On February 15, 2003, a month before the United States and Britain invaded Iraq, over 400 protesters quietly gathered with lighted candles at the intersection of State and Main streets in Doylestown, Pa. The vigil was part of the worldwide demonstrations initiated by Archbishop Desmond Tutu and others.
For members of Doylestown Meeting and many others, this memorable event was an extension of weekly Tuesday evening vigils that began in early October 2001 in response to the September 11 attacks in New York and Washington. We are in our third year of continuous weekly vigils. The posters, all approved by the Peace Committee of the meeting, have varied from Vigil for Peace, War is Not the Answer, No More Victims, Pray for Peace, and Abolish Nuclear Weapons, to Seek Social Justice Nonviolently. From the outset there has been excellent reporting, with photographs, in the local newspaper.

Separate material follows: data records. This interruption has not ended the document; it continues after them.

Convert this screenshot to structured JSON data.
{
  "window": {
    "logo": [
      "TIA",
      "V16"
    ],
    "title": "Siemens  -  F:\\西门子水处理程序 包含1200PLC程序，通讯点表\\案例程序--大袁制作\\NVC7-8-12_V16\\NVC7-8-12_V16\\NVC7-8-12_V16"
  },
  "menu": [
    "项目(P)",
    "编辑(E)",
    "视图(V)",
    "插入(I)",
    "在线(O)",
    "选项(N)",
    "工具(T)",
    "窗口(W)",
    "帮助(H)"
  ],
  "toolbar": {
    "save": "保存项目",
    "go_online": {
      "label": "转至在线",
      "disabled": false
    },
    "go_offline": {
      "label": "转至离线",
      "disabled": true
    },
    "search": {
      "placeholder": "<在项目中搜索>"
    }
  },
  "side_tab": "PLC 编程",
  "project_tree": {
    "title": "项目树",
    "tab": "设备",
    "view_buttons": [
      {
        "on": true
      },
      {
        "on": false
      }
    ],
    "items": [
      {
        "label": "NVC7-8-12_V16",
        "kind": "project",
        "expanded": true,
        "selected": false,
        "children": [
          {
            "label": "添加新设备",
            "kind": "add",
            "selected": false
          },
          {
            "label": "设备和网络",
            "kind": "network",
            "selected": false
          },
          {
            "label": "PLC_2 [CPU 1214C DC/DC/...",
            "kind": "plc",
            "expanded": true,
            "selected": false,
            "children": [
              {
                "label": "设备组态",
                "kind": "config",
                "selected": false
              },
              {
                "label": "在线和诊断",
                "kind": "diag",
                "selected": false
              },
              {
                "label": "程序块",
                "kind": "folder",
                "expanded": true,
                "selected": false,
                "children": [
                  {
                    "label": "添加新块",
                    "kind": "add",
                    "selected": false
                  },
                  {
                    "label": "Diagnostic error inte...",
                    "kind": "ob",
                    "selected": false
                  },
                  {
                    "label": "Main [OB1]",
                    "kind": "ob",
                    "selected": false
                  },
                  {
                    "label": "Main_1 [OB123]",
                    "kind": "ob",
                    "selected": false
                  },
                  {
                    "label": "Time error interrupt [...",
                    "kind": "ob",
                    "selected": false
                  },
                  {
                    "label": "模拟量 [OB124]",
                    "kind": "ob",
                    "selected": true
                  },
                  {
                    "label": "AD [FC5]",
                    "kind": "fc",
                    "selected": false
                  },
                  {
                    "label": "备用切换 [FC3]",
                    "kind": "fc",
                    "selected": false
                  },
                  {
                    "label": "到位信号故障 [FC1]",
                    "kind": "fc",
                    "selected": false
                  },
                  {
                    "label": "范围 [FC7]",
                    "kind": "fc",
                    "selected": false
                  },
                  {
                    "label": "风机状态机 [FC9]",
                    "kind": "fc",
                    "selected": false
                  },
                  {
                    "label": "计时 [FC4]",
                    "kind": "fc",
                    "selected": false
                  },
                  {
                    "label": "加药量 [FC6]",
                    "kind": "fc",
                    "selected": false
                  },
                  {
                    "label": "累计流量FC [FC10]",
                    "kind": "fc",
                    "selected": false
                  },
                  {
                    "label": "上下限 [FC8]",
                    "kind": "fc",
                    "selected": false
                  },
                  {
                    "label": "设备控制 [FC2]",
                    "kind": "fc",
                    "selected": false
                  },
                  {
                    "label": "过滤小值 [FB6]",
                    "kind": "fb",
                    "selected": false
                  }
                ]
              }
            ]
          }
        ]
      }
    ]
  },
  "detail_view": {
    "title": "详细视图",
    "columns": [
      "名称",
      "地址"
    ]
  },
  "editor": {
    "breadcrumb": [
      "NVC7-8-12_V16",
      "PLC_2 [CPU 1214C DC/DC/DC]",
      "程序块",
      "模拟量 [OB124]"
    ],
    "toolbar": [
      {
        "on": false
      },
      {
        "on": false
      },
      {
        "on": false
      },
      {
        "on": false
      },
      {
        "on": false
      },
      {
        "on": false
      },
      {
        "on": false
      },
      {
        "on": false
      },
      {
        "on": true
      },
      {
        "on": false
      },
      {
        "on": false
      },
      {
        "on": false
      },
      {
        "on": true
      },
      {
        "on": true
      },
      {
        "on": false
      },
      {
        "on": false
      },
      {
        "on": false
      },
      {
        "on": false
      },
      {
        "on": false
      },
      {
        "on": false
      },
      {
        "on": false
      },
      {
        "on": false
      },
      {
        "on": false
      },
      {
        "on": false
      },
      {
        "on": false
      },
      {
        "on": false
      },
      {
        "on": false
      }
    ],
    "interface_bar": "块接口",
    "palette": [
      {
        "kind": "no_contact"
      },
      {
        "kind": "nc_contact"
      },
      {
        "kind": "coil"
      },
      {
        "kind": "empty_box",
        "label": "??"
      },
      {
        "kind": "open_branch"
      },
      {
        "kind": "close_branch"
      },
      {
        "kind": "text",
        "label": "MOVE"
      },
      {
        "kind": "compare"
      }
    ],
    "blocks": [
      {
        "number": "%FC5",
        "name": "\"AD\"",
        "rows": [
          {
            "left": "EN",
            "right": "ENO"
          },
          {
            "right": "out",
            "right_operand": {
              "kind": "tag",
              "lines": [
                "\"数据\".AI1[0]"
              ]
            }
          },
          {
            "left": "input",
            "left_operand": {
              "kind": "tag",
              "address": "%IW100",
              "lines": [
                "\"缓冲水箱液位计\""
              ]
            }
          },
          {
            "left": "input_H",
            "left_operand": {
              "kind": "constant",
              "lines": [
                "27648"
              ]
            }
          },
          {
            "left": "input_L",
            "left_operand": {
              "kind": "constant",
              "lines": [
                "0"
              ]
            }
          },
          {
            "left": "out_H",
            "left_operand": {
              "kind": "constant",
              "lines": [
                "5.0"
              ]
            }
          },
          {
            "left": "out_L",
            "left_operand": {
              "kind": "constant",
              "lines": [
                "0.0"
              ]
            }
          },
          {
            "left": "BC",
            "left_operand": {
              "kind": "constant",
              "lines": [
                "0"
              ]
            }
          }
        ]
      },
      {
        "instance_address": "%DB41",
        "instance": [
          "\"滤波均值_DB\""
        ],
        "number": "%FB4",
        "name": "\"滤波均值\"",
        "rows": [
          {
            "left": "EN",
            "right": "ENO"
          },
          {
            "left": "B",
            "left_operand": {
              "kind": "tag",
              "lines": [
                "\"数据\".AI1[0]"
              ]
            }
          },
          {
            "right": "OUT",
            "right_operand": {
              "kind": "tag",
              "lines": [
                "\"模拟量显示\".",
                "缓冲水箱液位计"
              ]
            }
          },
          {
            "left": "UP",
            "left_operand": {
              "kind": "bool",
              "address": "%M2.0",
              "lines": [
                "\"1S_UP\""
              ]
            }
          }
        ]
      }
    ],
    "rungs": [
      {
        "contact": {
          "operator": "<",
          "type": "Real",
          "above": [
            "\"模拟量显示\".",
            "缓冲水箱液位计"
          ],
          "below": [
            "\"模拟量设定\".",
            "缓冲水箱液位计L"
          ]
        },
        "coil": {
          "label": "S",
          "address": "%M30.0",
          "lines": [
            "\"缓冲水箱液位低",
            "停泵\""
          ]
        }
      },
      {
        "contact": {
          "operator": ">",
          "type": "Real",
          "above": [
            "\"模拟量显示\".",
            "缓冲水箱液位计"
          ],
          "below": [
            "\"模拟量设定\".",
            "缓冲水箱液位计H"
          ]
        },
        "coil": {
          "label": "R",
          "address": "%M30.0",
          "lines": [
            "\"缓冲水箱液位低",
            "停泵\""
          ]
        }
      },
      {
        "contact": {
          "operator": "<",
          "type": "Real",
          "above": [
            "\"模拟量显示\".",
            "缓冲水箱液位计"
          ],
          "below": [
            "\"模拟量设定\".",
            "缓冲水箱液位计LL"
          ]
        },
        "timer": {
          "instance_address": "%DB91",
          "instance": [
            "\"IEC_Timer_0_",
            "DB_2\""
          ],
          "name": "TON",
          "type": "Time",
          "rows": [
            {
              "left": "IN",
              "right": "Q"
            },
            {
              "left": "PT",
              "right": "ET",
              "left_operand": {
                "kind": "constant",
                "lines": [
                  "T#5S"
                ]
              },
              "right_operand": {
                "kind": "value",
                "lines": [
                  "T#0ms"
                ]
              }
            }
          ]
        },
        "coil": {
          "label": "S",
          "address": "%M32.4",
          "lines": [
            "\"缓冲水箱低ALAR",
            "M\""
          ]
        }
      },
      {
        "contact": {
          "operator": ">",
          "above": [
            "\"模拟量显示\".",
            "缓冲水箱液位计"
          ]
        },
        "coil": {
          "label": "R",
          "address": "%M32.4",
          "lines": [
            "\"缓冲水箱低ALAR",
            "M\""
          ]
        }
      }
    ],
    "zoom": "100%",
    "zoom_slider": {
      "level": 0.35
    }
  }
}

For 14 months the sidewalk vigil was located at a major intersection close to Bucks County Courthouse. The location was also right in front of a memorial for Vietnam veterans. In January 2003 the vigil participants were confronted by an angry group of veterans and Blue Star Mothers, demanding that we move at once to another location. We stood our ground despite the threats. Alerted by the veterans themselves, newspaper reporters and photographers were out in force. The next day the story was on the front page of Philadelphia and local newspapers.
At the suggestion of the Doylestown chief of police, and out of respect for the feelings of the veterans, the Peace Committee decided to move to what proved to be a more central and better-lighted location, State and Main streets.
A regular participant soon begins to note the details of the immediate surroundings. Historic buildings surround the intersection: the Lenape Building dating from 1874, a three-story brick building with Roman arches above the windows, six chimneys, and a clock that has remained at 5:50 for as long as anyone can remember; the historic four-story Fountain House, a Doylestown landmark built on the site where William Doyle established a tavern in 1745; a rather plain structure built in 1849 with green trim and subdued stucco; and an oriental rug store on another corner. Half a block down East State Street is the popular County Theater showing art house, independent, and first-run films.
A sycamore and a locust tree grace two narrow sidewalks. Victorian street lamps have hanging baskets with flowers and decorations. Dominating the Fountain House is a Starbucks coffee shop on the ground floor. Its wraparound porch is a favorite hangout for teens. They are more interested in themselves than the peace vigil, although on one occasion one teen borrowed a sign to plant among her peers.
An estimated 1,000 persons, pedestrians, and vehicle occupants pass during the 6-7 p.m. vigil hour. You can almost set your watch by the arrival of the Federal Express truck. The bus from Philadelphia comes through once during the hour, as does the same bus going south. There are always runners with reflective vests coming through on State Street (one-way going west). There are young children in strollers and toddlers with a mother or father. Quite a number of persons walk with a dog. I particularly enjoy the toylike jet black Scottie, with a plaid jacket during the winter, very low to the sidewalk. Some pedestrians stop by at the literature table, others question a participant. Still others stop for an extended discussion.
During the hour there are repeated indications of approval: a thumbs-up or a honk of the horn. At least once during the hour some young men in a passing car state, with expletives, their differing opinion. Difficult to determine are the feelings of motorcyclists who gun their motors going up the Main Street hill.
Clearly, Doylestown Meeting has established a peace presence in town. Overheard was the laudatory comment of a Doylestown resident who was showing his friend, a visitor, the center of town: "Yes, and we even have protesters." But even more memorable for me is the man who rushed up to me one evening and asked frantically, "What happened?"